## DESCRIPTION OF THE TASK
Output the listing below, keeping each line exactly as it stands.

───── INFORMATION PROVIDED ─────

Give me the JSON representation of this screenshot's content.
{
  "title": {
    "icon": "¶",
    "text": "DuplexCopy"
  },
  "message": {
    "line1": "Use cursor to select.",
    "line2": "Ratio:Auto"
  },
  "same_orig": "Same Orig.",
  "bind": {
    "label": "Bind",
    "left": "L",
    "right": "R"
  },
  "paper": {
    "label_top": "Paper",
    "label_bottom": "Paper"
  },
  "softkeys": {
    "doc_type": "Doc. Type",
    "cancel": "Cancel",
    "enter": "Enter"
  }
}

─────

## WRITTEN ANSWER
Give me the JSON representation of this screenshot's content.
{
  "title": {
    "icon": "¶",
    "text": "DuplexCopy"
  },
  "message": {
    "line1": "Use cursor to select.",
    "line2": "Ratio:Auto"
  },
  "same_orig": "Same Orig.",
  "bind": {
    "label": "Bind",
    "left": "L",
    "right": "R"
  },
  "paper": {
    "label_top": "Paper",
    "label_bottom": "Paper"
  },
  "softkeys": {
    "doc_type": "Doc. Type",
    "cancel": "Cancel",
    "enter": "Enter"
  }
}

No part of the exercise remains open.